Exercise directions.
Every word of the data must be reproduced in your reply exactly.
::::::
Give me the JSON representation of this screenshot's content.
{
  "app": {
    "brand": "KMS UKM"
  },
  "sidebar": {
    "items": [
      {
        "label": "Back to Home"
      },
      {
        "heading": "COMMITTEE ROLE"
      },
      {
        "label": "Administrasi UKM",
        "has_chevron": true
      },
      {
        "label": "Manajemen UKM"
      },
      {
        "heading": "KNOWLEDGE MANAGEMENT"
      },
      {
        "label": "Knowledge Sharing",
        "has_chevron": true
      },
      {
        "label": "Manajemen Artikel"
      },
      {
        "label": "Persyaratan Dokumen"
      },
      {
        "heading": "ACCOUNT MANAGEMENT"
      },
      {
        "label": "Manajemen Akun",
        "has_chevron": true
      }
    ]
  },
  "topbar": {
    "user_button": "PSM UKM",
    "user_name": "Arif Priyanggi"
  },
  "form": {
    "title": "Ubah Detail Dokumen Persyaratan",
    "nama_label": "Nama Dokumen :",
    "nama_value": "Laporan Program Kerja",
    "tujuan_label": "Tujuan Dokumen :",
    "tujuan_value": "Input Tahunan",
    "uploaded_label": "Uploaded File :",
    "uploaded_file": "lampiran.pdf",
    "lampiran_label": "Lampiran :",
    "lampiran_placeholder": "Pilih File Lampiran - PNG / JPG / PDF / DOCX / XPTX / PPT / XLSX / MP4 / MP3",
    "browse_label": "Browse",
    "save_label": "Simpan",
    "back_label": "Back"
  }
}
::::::
Final answer.
Give me the JSON representation of this screenshot's content.
{
  "app": {
    "brand": "KMS UKM"
  },
  "sidebar": {
    "items": [
      {
        "label": "Back to Home"
      },
      {
        "heading": "COMMITTEE ROLE"
      },
      {
        "label": "Administrasi UKM",
        "has_chevron": true
      },
      {
        "label": "Manajemen UKM"
      },
      {
        "heading": "KNOWLEDGE MANAGEMENT"
      },
      {
        "label": "Knowledge Sharing",
        "has_chevron": true
      },
      {
        "label": "Manajemen Artikel"
      },
      {
        "label": "Persyaratan Dokumen"
      },
      {
        "heading": "ACCOUNT MANAGEMENT"
      },
      {
        "label": "Manajemen Akun",
        "has_chevron": true
      }
    ]
  },
  "topbar": {
    "user_button": "PSM UKM",
    "user_name": "Arif Priyanggi"
  },
  "form": {
    "title": "Ubah Detail Dokumen Persyaratan",
    "nama_label": "Nama Dokumen :",
    "nama_value": "Laporan Program Kerja",
    "tujuan_label": "Tujuan Dokumen :",
    "tujuan_value": "Input Tahunan",
    "uploaded_label": "Uploaded File :",
    "uploaded_file": "lampiran.pdf",
    "lampiran_label": "Lampiran :",
    "lampiran_placeholder": "Pilih File Lampiran - PNG / JPG / PDF / DOCX / XPTX / PPT / XLSX / MP4 / MP3",
    "browse_label": "Browse",
    "save_label": "Simpan",
    "back_label": "Back"
  }
}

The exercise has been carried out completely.